It is advisable to talk to your employer about your dialysis schedule in the clinic in advance. Outline how often and how long you have to be there for your treatment. If you inform your employer openly and have a transparent exchange, misunderstandings can be avoided in advance. You can also talk to a member of the human resources department, the disability officer or someone you trust.

Facts about the different treatment options

Facts about Dialysis
Facts about Transplantation

A successful kidney transplantation is close to natural kidney function and is considered the most effective treatment for ESRD.

Fewer restrictions on your diet.

The waiting time for a kidney transplant typically takes several years.

Continuous intake of anti-rejection medication is necessary.

If the new kidney fails, dialysis can still become necessary.

Facts about Conservative treatment

Kidney function is not replaced and your kidneys will eventually stop working, leading to natural death.

Focus lies on maintaining quality of life (not extending life) and treating symptoms.

The decision to choose conservative treatment should be made with careful consideration and involve your treating physician and loved ones.

Find some answers to further questions related to your treatment options in the next section.

What is an Adverse Event (AE)

Any untoward medical occurrence in a patient or clinical trial subject administered a medicinal product and which does not necessarily have a causal relationship with this treatment [Dir 2001/20/EC Art 2(m)].

An adverse event can therefore be any unfavourable and unintended sign (e.g. an abnormal laboratory finding), symptom, or disease temporarily associated with the use of a medicinal product, whether or not considered related to the medicinal product (Annex 4 Guideline on good pharmacovigilance practices (GVP) Rev 4).

Reporting Side Effects

If you get any side effects, talk to your Doctor, Pharmacist or Nurse. This includes any possible side effects not listed in the package leaflet. You can also report side effects directly via the Yellow Card Scheme at www.mhra.gov.uk/yellowcard.

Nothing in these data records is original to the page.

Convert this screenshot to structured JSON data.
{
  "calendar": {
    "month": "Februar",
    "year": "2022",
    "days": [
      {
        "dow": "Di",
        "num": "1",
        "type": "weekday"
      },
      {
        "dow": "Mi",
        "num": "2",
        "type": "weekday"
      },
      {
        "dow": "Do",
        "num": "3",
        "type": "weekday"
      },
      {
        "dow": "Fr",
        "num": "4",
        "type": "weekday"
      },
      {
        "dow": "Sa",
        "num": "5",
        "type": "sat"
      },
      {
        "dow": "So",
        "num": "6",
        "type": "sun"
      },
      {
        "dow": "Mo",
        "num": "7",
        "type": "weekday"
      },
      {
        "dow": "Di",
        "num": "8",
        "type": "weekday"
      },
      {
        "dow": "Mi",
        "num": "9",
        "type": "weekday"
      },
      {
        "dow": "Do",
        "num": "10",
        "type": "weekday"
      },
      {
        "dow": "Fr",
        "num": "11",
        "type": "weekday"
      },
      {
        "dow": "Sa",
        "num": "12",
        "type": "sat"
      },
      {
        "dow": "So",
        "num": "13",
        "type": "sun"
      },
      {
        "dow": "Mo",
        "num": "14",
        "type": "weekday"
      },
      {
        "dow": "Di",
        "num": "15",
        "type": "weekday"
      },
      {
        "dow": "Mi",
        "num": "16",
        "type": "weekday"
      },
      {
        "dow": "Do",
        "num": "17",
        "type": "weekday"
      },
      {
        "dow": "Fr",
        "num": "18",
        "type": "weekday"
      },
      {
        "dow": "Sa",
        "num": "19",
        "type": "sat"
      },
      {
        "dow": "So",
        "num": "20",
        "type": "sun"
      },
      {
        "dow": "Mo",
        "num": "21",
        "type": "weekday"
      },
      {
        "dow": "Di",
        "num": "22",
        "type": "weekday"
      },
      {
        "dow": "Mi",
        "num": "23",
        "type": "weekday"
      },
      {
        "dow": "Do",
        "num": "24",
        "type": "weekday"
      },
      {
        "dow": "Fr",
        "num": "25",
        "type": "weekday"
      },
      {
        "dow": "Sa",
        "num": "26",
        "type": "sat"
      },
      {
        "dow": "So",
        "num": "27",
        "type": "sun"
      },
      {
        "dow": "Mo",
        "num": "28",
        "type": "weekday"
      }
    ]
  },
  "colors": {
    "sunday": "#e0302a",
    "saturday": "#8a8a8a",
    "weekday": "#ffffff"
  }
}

By reporting side effects, you can help provide more information on the safety of this medicine.

Report an Adverse Event

Adverse events should be reported. Reporting forms and information can be found at www.mhra.gov.uk/yellowcard. Adverse events should also be reported to Fresenius Medical Care on 01623 445 215 and via medinfo-uk(at)fmc-ag.com.

Medical Information

Call 01623 445 100 (please choose option 5). Opening times are Monday-Friday 9am-5pm.

UK/HEMA/FME/0922/0002 – Date of Preparation September 2022.